Your task is to give the number of lines in the listing that include "Shift", and nothing else.

###

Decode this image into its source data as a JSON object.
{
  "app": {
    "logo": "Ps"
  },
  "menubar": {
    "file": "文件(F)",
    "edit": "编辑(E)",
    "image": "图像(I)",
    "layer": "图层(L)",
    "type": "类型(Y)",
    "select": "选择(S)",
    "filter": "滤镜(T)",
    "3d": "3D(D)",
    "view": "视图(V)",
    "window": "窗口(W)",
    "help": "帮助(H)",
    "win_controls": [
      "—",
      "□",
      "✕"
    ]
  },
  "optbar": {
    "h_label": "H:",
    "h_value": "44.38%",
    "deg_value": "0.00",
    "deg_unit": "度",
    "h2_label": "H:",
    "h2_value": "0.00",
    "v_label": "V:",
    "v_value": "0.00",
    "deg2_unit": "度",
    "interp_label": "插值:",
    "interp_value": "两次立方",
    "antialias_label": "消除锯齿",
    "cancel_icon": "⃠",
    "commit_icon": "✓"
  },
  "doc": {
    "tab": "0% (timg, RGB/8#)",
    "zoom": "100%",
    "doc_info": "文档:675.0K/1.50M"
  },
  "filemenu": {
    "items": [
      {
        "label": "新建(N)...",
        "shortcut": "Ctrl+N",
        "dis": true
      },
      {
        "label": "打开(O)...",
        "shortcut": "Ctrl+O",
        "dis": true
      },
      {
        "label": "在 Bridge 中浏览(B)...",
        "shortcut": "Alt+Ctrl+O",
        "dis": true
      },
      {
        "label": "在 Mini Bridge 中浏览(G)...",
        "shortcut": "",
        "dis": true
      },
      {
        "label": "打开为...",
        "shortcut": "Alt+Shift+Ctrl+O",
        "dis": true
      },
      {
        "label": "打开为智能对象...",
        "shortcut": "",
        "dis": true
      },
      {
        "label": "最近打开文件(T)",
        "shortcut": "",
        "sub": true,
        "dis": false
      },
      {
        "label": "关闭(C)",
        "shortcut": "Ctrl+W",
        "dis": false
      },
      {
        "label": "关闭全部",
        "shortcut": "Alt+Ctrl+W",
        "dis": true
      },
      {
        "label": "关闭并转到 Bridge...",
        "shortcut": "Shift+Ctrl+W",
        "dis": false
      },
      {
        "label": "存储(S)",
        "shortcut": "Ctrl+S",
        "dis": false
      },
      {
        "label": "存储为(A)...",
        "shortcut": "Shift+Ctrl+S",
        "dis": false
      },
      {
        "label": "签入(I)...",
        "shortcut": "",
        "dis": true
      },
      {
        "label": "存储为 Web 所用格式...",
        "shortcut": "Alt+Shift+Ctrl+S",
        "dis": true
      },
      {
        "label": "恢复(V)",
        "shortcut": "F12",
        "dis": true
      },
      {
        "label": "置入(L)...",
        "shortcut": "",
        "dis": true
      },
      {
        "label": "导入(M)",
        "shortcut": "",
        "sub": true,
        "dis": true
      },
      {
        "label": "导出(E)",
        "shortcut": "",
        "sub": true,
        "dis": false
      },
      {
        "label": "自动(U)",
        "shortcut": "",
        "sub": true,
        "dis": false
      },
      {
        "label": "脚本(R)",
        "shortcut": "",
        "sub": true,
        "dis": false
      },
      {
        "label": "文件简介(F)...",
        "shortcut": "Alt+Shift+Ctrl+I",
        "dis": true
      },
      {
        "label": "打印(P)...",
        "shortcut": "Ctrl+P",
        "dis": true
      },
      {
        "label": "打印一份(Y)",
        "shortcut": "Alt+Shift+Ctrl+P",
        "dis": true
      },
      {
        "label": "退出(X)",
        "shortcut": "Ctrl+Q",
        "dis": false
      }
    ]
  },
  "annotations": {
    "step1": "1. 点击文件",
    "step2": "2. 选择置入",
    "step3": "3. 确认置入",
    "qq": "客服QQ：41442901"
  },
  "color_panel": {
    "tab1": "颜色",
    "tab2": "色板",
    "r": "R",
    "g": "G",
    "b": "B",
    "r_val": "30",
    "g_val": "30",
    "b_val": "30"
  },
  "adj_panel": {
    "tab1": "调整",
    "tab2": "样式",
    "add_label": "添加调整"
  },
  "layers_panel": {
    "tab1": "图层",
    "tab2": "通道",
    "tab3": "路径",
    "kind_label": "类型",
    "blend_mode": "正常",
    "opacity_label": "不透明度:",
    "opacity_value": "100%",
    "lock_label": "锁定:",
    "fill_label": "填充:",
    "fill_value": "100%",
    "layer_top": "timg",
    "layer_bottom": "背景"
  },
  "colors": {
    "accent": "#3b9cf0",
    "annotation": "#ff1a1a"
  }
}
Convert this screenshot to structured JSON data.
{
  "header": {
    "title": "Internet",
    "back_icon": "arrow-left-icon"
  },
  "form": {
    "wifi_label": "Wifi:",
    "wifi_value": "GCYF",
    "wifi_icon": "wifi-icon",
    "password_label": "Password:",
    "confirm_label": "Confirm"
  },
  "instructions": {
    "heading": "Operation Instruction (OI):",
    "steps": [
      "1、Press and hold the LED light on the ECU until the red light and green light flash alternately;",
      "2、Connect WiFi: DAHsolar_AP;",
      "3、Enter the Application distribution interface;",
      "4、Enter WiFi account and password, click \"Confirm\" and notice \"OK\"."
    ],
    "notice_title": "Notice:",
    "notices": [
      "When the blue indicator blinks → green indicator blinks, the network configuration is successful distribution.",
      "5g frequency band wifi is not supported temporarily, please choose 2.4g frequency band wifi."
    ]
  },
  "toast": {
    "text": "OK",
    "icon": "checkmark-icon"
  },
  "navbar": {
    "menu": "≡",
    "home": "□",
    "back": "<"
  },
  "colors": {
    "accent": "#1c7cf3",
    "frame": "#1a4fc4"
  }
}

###

→ ANSWER BOX
6